“All hard work brings profit, but mere talk leads only to poverty,” (Proverbs 14:23). Goals are interesting things. We can talk about many ideas, many things we want to do, but only when we take concrete action steps do we find our work profitable.
I remember sitting at a bar with a guy I worked with years ago. It had been a long night at the restaurant we both worked at. I felt like I had run my feet off waitressing, we were so busy. To complicate matters, our corporate headquarters had sent down a new edict on how steak should be prepared and as a consequence, the kitchen had run behind all night. There were several unhappy customers. Since this guy was one of the lead chefs, he had borne the brunt of it.
As I sat down to join him, he unloaded on me, venting all of his frustration about what he viewed as a very ineffective leadership team steering the fate of the restaurant. But after he was through, his demeanor began to change. His eyes light up and his face, previously angry and hard, began to soften, and the corners of his mouth started to lift. Even his tone changed as he told me about what he would do differently if he were completely in charge. He then launched into his life’s dream of someday opening up his own restaurant, sharing with me how he would run it and what he would do. The transformation in him as he talked was remarkable. He was one of those cranky guys who always seemed upset at something or someone. To see his face light up with joy and hope was amazing.
Yet something else struck me as well. His “someday” would probably never come. There was no specific opening date, no idea of how he might get started, no savings goals in place, and no relationships being built to make those things happen. He had no real plan. He was a talented chef. He had some great insights. But even at that young age, I knew as I listened to him unless something changed, his dream would remain just that—a dream. It would be a place he could retreat to as a young man to feel better, or a regret he would stare at longingly as an older man, chastising himself about what could have been, but nothing more.
A hospice nurse who worked with the dying said she observed the biggest regret people had in their lives wasn’t about time they wished they had spent with their family, though that was certainly high on the list at #2. The biggest regret was not doing anything about their dreams. They just plowed forward, getting caught up in the day-to-day, never making intentional decisions to leave certain things behind and reach toward their passion. As they lay dying, it was the regret of not making more intentional choices that haunted them most.

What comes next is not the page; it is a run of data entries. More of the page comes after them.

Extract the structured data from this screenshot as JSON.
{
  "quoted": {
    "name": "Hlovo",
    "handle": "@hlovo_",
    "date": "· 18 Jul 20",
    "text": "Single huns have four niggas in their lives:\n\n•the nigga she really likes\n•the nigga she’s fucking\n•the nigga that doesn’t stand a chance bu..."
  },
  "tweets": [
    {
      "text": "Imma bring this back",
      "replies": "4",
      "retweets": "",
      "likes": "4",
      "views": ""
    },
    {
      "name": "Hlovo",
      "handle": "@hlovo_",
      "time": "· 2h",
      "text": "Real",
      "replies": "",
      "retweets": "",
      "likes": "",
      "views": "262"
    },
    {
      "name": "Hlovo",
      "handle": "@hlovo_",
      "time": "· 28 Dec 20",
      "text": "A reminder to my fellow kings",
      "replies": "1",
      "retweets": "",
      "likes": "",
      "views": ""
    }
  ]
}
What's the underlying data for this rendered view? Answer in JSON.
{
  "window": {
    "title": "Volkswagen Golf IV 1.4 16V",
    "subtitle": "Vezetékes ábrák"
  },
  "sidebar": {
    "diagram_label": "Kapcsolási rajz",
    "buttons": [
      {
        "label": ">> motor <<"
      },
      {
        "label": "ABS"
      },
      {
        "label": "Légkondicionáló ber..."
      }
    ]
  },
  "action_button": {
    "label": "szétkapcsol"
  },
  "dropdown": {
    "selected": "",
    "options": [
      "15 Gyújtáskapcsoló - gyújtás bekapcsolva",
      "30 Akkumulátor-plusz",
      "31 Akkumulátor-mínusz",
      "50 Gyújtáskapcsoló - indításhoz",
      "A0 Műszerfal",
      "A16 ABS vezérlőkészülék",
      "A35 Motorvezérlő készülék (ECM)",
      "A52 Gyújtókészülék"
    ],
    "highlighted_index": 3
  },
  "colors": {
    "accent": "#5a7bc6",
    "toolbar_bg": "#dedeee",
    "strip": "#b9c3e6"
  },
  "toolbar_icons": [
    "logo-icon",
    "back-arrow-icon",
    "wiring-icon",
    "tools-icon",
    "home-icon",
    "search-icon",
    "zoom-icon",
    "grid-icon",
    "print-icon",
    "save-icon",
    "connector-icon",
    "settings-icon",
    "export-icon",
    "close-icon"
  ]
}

One beautiful thing I have discovered about life is it’s never too late to start reaching for your dreams and learning how to make them a reality. It’s never too late to reinvent yourself with God. I’ve also learned the value of being willing to take that very first step, no matter how scary, even if I’m not entirely sure what comes next (click HERE for more on leaps of faith). And the more I lean into God during this process, the more He spurs me on and helps me overcome my fears of both failing … and succeeding. He reminds me that He isn’t just a god of second chances, He’s the God of the 77×7 chances the Bible talks about in Matthew 18:22. I find the hard work starts paying off, not always quickly and not always in the straight-forward fashion I would prefer, but consistently for the good as I let God steer me on.
God never quits believing in you, never stops wanting to help you find the best version of who He’s made you to be. Think of yourself as a ship. Ships can be steered, but they have to be moving to be able to do so. What can you do to get moving? You don’t need to have all the answers yet. You don’t need to understand how it’s all going to work out. Even if you have an amazing plan, God has a way of altering it as you go anyway. So just keep reaching toward Him, prayerfully deciding to take one step, and then another, and then another toward a better, richer life. Dream, yes, but listen to God’s wisdom and accompany that dream with specific action. And remember—doing so comes with a promise: your life will profit richly from the process.
For Further Thought: We are told in Proverbs 13:4, “The sluggard craves and gets nothing, but the desires of the diligent are fully satisfied.” What do you desire? Pray about it with God. Come up with a plan together. Trust in the direction He’s leading you in, even if it’s counterintuitive. As you start taking those specific, concrete steps toward your dream, remember it’s not about executing each step perfectly; it’s about keeping yourself consistently moving. If you allow Him to, God will do the rest. Need help with CONSISTENCY? Click HERE. LOST your DREAMS? Click HERE. TO SUBSCRIBE: It’s super easy. Add your email address in the upper right hand corner. You’ll receive The Dented Fender each week to your inbox.